What the Bible Actually Teaches on Women
Kevin Giles, Cascade, 2018

This book is, in my opinion, the best book available today on the controversial topic of the status and ministry of women. It is wide ranging in scope, very well researched and easy to read. The book is the fruit of Kevin Giles’ forty years of careful study of the scriptures and of debates with those of counter-opinions both in Australia and on the international scene.

God’s love for Cain and for Abel   Genesis 4:1-10

T he story of Cain and Abel speaks to guilty people who have screwed it up, and to innocent victims. It speaks to those who are tempted to resentment and bitterness, and to those who despair when believers fall prey to evil. It speaks most fully when seen together with the cross and resurrection of Jesus.

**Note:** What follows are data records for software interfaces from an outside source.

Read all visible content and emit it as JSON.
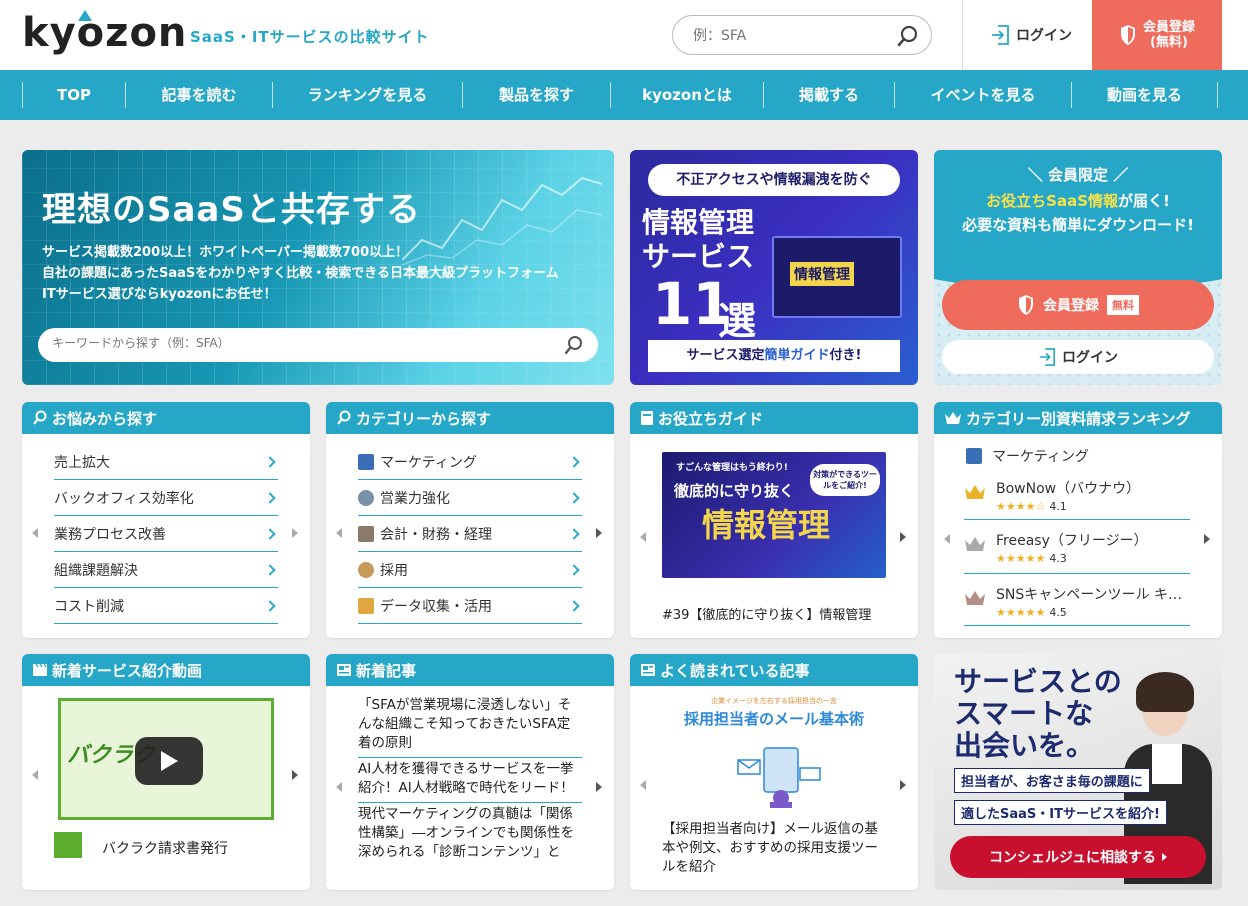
{
  "header": {
    "logo": "kyozon",
    "tagline": "SaaS・ITサービスの比較サイト",
    "search_placeholder": "例：SFA",
    "login_label": "ログイン",
    "register_line1": "会員登録",
    "register_line2": "(無料)"
  },
  "nav": [
    "TOP",
    "記事を読む",
    "ランキングを見る",
    "製品を探す",
    "kyozonとは",
    "掲載する",
    "イベントを見る",
    "動画を見る"
  ],
  "hero": {
    "title": "理想のSaaSと共存する",
    "line1": "サービス掲載数200以上！ホワイトペーパー掲載数700以上！",
    "line2": "自社の課題にあったSaaSをわかりやすく比較・検索できる日本最大級プラットフォーム",
    "line3": "ITサービス選びならkyozonにお任せ！",
    "search_placeholder": "キーワードから探す（例：SFA）"
  },
  "banner_guide": {
    "pill": "不正アクセスや情報漏洩を防ぐ",
    "title1": "情報管理",
    "title2": "サービス",
    "count": "11",
    "sen": "選",
    "img_label": "情報管理",
    "bottom_pre": "サービス選定",
    "bottom_hl": "簡単ガイド",
    "bottom_post": "付き!"
  },
  "member": {
    "title": "会員限定",
    "sub1_hl": "お役立ちSaaS情報",
    "sub1_rest": "が届く!",
    "sub2": "必要な資料も簡単にダウンロード!",
    "register_label": "会員登録",
    "register_badge": "無料",
    "login_label": "ログイン"
  },
  "worries": {
    "title": "お悩みから探す",
    "items": [
      "売上拡大",
      "バックオフィス効率化",
      "業務プロセス改善",
      "組織課題解決",
      "コスト削減"
    ]
  },
  "categories": {
    "title": "カテゴリーから探す",
    "items": [
      "マーケティング",
      "営業力強化",
      "会計・財務・経理",
      "採用",
      "データ収集・活用"
    ]
  },
  "guide": {
    "title": "お役立ちガイド",
    "img_top": "すごんな管理はもう終わり!",
    "img_mid": "徹底的に守り抜く",
    "img_main": "情報管理",
    "img_bubble": "対策ができるツールをご紹介!",
    "caption": "#39【徹底的に守り抜く】情報管理"
  },
  "ranking": {
    "title": "カテゴリー別資料請求ランキング",
    "category": "マーケティング",
    "items": [
      {
        "name": "BowNow（バウナウ）",
        "score": "4.1",
        "stars": "★★★★☆"
      },
      {
        "name": "Freeasy（フリージー）",
        "score": "4.3",
        "stars": "★★★★★"
      },
      {
        "name": "SNSキャンペーンツール キ…",
        "score": "4.5",
        "stars": "★★★★★"
      }
    ]
  },
  "video": {
    "title": "新着サービス紹介動画",
    "thumb_text": "バクラク",
    "caption": "バクラク請求書発行"
  },
  "news": {
    "title": "新着記事",
    "items": [
      "「SFAが営業現場に浸透しない」そんな組織こそ知っておきたいSFA定着の原則",
      "AI人材を獲得できるサービスを一挙紹介！AI人材戦略で時代をリード！",
      "現代マーケティングの真髄は「関係性構築」―オンラインでも関係性を深められる「診断コンテンツ」と"
    ]
  },
  "popular": {
    "title": "よく読まれている記事",
    "img_small": "企業イメージを左右する採用担当の一言",
    "img_title": "採用担当者のメール基本術",
    "caption": "【採用担当者向け】メール返信の基本や例文、おすすめの採用支援ツールを紹介"
  },
  "concierge": {
    "title1": "サービスとの",
    "title2": "スマートな",
    "title3": "出会いを。",
    "tag1": "担当者が、お客さま毎の課題に",
    "tag2": "適したSaaS・ITサービスを紹介!",
    "button": "コンシェルジュに相談する"
  },
  "colors": {
    "accent": "#27a7c7",
    "register": "#ef6b5c",
    "concierge_button": "#c8102e"
  }
}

When considered on its own, Genesis 4:1-10 is a story about Cain, and how the Lord deals with him as he becomes a murderer and an outcast. Cain is angry when God favours Abel’s sacrifice, but not Cain’s. Perhaps Cain felt he was the victim of some divine unfairness. Perhaps he wanted to be lord of his brother, but God’s favour threatened this aim. The Lord draws near to Cain, precisely because he is in this sullen, angry state, and asks him some hard questions: ‘Why are you angry? … If you do what is right, will you not be accepted?’ These questions challenge any assumption Cain may have that he has a reason to be angry, or that God is treating him unjustly. The Lord does not explain the favour thing to Cain. He simply but earnestly warns Cain that he is at a crossroads. Will he do what is right, despite being the unfavoured one, or will he let the vampire sin in, and become himself one who crouches to spring, and take the life of another? This is not perhaps, what Cain would have liked from God, but it is, nonetheless, the good gift that the Lord has for Cain on the verge of Cain’s selfdestruction; it is what he needs.